▶ WORK REQUIRED
Using the material below, count the lines that contain the word "editar" and report the number only.

== DATA TO PROCESS ==

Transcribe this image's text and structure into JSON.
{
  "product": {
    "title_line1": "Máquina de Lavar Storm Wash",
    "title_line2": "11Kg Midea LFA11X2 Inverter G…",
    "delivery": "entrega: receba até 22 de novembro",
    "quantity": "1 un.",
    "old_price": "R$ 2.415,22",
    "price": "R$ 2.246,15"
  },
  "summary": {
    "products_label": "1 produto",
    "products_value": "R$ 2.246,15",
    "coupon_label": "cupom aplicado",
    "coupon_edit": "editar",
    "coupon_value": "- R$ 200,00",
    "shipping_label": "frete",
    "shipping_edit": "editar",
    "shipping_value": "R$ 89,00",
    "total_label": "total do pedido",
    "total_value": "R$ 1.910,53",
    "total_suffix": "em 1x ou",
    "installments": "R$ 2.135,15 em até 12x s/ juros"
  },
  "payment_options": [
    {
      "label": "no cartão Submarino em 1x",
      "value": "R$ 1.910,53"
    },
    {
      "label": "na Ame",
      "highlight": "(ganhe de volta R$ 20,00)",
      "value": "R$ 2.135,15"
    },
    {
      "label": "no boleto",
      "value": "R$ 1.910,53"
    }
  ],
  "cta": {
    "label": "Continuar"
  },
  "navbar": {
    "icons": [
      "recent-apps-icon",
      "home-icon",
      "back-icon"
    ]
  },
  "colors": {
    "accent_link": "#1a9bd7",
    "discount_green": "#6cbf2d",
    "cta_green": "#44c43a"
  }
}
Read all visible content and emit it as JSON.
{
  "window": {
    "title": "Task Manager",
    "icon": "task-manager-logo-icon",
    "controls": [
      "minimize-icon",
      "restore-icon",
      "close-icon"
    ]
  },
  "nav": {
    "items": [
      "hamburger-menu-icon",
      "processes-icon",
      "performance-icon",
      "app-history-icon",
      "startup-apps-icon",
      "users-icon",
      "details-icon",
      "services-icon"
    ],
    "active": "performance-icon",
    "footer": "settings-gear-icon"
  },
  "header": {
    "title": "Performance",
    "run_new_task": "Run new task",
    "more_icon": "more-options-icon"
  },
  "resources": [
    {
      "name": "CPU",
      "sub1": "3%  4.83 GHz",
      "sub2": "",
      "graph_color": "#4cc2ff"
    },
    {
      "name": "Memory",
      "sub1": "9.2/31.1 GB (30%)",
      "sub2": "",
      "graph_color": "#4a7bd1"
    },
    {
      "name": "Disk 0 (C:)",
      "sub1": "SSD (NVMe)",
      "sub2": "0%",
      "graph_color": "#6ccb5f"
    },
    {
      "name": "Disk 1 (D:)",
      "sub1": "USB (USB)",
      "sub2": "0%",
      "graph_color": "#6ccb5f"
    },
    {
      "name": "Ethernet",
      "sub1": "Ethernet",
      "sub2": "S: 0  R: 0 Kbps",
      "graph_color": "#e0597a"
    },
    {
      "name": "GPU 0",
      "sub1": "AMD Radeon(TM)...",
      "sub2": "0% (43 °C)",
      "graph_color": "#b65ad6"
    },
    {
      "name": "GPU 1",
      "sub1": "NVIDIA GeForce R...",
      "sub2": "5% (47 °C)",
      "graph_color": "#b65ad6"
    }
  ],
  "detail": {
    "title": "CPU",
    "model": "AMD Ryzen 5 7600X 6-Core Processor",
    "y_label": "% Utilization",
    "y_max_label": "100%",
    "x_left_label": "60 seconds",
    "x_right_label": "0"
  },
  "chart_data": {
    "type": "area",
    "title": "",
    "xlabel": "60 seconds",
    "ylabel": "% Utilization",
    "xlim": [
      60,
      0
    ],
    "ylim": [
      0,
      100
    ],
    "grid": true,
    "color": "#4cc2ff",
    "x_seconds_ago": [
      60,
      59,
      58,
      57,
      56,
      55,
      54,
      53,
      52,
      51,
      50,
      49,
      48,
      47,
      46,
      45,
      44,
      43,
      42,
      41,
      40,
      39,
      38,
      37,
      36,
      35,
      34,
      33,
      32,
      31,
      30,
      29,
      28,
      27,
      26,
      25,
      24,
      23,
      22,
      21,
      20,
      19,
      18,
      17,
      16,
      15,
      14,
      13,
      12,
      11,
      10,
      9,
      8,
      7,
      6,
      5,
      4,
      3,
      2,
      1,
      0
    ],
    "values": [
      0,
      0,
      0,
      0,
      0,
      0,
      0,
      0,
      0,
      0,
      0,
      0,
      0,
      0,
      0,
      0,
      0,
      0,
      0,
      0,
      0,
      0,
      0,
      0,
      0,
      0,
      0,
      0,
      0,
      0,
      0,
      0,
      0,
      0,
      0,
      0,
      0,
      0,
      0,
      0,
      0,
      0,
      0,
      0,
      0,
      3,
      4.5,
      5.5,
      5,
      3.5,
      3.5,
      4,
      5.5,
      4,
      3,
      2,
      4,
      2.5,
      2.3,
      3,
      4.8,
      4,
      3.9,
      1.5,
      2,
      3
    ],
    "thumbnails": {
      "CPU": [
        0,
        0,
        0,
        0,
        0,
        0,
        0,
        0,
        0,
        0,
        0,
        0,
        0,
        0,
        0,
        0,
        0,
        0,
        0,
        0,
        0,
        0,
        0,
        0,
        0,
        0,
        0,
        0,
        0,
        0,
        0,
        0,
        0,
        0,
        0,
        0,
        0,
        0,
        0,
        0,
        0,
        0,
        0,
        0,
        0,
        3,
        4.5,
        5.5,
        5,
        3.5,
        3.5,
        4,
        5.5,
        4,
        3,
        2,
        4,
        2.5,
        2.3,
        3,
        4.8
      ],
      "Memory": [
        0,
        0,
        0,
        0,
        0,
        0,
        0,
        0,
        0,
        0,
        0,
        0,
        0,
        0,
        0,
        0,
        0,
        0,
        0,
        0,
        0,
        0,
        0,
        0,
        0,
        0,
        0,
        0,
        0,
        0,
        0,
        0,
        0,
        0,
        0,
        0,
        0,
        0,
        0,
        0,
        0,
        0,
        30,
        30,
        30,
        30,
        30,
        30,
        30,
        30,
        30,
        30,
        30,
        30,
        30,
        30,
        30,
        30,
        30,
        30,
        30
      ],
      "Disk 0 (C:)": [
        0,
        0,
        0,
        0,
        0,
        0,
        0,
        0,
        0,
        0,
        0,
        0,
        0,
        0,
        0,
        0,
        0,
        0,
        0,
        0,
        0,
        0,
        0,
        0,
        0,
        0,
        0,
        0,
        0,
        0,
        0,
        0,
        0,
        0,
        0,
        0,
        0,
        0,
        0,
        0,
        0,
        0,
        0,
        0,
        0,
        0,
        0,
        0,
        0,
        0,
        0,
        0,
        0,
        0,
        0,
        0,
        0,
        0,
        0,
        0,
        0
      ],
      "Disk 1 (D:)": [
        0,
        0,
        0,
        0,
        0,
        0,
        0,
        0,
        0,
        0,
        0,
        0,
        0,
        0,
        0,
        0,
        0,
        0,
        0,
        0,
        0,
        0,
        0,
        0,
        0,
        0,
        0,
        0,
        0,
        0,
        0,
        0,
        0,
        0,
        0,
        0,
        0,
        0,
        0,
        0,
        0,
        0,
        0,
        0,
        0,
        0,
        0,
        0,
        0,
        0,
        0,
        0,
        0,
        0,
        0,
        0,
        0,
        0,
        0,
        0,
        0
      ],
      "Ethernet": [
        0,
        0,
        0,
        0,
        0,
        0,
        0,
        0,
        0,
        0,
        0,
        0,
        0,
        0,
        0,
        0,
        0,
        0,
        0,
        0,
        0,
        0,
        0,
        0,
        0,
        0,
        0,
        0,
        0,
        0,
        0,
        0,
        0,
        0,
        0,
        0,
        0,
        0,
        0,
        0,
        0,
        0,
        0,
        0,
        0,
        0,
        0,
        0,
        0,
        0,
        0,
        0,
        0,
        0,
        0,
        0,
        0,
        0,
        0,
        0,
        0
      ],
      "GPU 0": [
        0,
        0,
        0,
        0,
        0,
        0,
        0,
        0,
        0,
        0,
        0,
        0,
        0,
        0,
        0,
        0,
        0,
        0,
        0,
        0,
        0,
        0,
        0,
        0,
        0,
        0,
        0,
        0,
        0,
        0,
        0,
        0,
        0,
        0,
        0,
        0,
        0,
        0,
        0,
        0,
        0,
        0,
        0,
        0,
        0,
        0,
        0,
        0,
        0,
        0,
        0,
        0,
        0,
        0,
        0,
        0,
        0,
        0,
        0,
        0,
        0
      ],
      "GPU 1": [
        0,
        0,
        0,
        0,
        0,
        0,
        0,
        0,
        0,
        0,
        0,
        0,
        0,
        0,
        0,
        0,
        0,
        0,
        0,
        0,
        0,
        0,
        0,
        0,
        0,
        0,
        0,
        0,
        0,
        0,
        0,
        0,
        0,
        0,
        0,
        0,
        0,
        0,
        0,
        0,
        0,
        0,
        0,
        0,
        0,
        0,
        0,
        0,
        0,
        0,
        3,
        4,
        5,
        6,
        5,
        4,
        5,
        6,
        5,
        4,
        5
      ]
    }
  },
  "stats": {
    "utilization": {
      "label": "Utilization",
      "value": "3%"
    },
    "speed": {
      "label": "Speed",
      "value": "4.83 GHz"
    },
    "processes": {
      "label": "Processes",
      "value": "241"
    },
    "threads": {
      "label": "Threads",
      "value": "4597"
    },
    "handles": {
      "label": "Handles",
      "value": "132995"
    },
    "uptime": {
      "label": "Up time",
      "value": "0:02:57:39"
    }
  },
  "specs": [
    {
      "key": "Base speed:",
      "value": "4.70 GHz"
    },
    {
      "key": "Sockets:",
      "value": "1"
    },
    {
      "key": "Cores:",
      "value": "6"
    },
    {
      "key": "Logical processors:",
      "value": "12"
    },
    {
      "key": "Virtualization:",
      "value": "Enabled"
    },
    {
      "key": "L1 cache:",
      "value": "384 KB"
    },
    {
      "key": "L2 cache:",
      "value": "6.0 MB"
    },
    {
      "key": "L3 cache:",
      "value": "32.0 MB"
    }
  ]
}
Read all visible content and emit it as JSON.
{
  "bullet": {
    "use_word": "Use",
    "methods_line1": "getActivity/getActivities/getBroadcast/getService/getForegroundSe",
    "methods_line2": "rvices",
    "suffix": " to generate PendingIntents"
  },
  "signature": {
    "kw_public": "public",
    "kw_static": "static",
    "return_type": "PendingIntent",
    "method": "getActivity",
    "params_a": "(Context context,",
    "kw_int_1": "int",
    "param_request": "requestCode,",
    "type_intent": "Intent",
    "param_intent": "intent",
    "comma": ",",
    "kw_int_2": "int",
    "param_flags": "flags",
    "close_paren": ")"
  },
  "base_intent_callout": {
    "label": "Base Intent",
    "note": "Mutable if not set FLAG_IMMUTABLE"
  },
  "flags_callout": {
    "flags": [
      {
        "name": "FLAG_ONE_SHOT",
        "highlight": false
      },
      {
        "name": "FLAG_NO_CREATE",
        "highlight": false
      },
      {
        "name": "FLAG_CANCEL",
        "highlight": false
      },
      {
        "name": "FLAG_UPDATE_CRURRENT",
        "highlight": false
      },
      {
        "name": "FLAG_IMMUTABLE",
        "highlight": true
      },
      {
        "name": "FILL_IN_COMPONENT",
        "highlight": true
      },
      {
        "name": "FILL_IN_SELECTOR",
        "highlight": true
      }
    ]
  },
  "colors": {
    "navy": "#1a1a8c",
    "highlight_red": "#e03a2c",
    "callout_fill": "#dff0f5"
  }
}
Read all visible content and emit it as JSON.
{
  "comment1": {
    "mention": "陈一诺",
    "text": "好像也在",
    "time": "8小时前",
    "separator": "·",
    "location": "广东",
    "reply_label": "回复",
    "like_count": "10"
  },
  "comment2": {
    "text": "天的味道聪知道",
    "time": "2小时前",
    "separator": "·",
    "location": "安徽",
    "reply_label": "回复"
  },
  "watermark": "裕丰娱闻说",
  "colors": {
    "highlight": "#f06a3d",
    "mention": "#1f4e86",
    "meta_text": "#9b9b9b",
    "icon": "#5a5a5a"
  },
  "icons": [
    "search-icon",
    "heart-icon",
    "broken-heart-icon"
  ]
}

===

▶ RESPONSE TO THE TASK
2